Apoptosis is the term used to describe the generally normal death of the cell in living organisms. Since new cells regenerate, cell death is a normal and constant process in the body. Human embryos, for example, have far more cells than do adult humans. As the embryo develops, certain cells are selected for execution so that normal development takes place. When these cells do not go through apoptosis, they may cause deformity in the growing embryo.
This term should not be confused with necrosis, cell death through disease or infection. Apoptosis is part of the cell’s function in the organism. When the processes are incomplete, this can lead to the development of both benign and malignant tumors, for instance.
Apoptosis has several distinct stages. In the first stage, the cell starts to become round as a result of the protein in the cell being eaten by enzymes that become active. Next, the DNA in the nucleus starts to come apart and shrink down. The membrane surrounding the nucleus begins to degrade and ultimately no longer forms the usual layer.

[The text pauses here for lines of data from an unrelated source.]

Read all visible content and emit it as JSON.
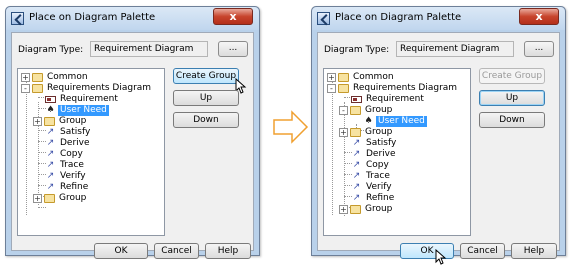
{
  "left_dialog": {
    "title": "Place on Diagram Palette",
    "close_label": "x",
    "diagram_type_label": "Diagram Type:",
    "diagram_type_value": "Requirement Diagram",
    "more_label": "...",
    "tree": [
      {
        "label": "Common",
        "icon": "folder-icon",
        "expander": "+"
      },
      {
        "label": "Requirements Diagram",
        "icon": "folder-icon",
        "expander": "-"
      },
      {
        "label": "Requirement",
        "icon": "requirement-icon"
      },
      {
        "label": "User Need",
        "icon": "actor-icon",
        "selected": true
      },
      {
        "label": "Group",
        "icon": "folder-icon",
        "expander": "+"
      },
      {
        "label": "Satisfy",
        "icon": "relationship-arrow-icon"
      },
      {
        "label": "Derive",
        "icon": "relationship-arrow-icon"
      },
      {
        "label": "Copy",
        "icon": "relationship-arrow-icon"
      },
      {
        "label": "Trace",
        "icon": "relationship-arrow-icon"
      },
      {
        "label": "Verify",
        "icon": "relationship-arrow-icon"
      },
      {
        "label": "Refine",
        "icon": "relationship-arrow-icon"
      },
      {
        "label": "Group",
        "icon": "folder-icon",
        "expander": "+"
      }
    ],
    "buttons": {
      "create_group": "Create Group",
      "up": "Up",
      "down": "Down",
      "ok": "OK",
      "cancel": "Cancel",
      "help": "Help"
    }
  },
  "right_dialog": {
    "title": "Place on Diagram Palette",
    "close_label": "x",
    "diagram_type_label": "Diagram Type:",
    "diagram_type_value": "Requirement Diagram",
    "more_label": "...",
    "tree": [
      {
        "label": "Common",
        "icon": "folder-icon",
        "expander": "+"
      },
      {
        "label": "Requirements Diagram",
        "icon": "folder-icon",
        "expander": "-"
      },
      {
        "label": "Requirement",
        "icon": "requirement-icon"
      },
      {
        "label": "Group",
        "icon": "folder-icon",
        "expander": "-"
      },
      {
        "label": "User Need",
        "icon": "actor-icon",
        "selected": true
      },
      {
        "label": "Group",
        "icon": "folder-icon",
        "expander": "+"
      },
      {
        "label": "Satisfy",
        "icon": "relationship-arrow-icon"
      },
      {
        "label": "Derive",
        "icon": "relationship-arrow-icon"
      },
      {
        "label": "Copy",
        "icon": "relationship-arrow-icon"
      },
      {
        "label": "Trace",
        "icon": "relationship-arrow-icon"
      },
      {
        "label": "Verify",
        "icon": "relationship-arrow-icon"
      },
      {
        "label": "Refine",
        "icon": "relationship-arrow-icon"
      },
      {
        "label": "Group",
        "icon": "folder-icon",
        "expander": "+"
      }
    ],
    "buttons": {
      "create_group": "Create Group",
      "up": "Up",
      "down": "Down",
      "ok": "OK",
      "cancel": "Cancel",
      "help": "Help"
    }
  },
  "transition_arrow": {
    "icon": "right-arrow-icon",
    "color": "#f0a030"
  },
  "colors": {
    "selection": "#3399ff",
    "titlebar": "#c0d6ee",
    "close": "#c7442c"
  }
}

As the nucleus of the cell is no longer protected, the cell’s DNA breaks in uneven fragments. The nucleus is now broken into many bodies with uneven quantities of DNA. The cell itself goes through a process called blebbing, where parts of the cell begin to break off. Finally, the cell is completely broken into pieces and is consumed by small cells that are called phagocytes.
There is danger if this final step of phagocytic digestion in apoptosis is not completed. Undigested cell fragments can accumulate in the body and have been shown to cause death in mouse embryos and mouse neonates.
Apoptosis can occur because of signals inside the cell (intrinsic), or signals outside the cell (extrinsic). When it's caused by intrinsic signals, it may be the result of lack of sufficient nutrition to the cell or damage to the DNA in the nucleus. Extrinsic apoptosis may occur in response to a virus, or treatments like chemotherapy. Sometimes, a cell initiates the process in an attempt to fight a virus, like HIV.
The study of apoptosis has become quite important, and most of our current understanding of cell death is the result of studies conducted in the 1990s and in present day. Being able to induce cell death is desirable, for example, when attempting to kill tumor tissue. As well, understanding how the process works furthers research on the study of stem cells and their possible applications in medicine.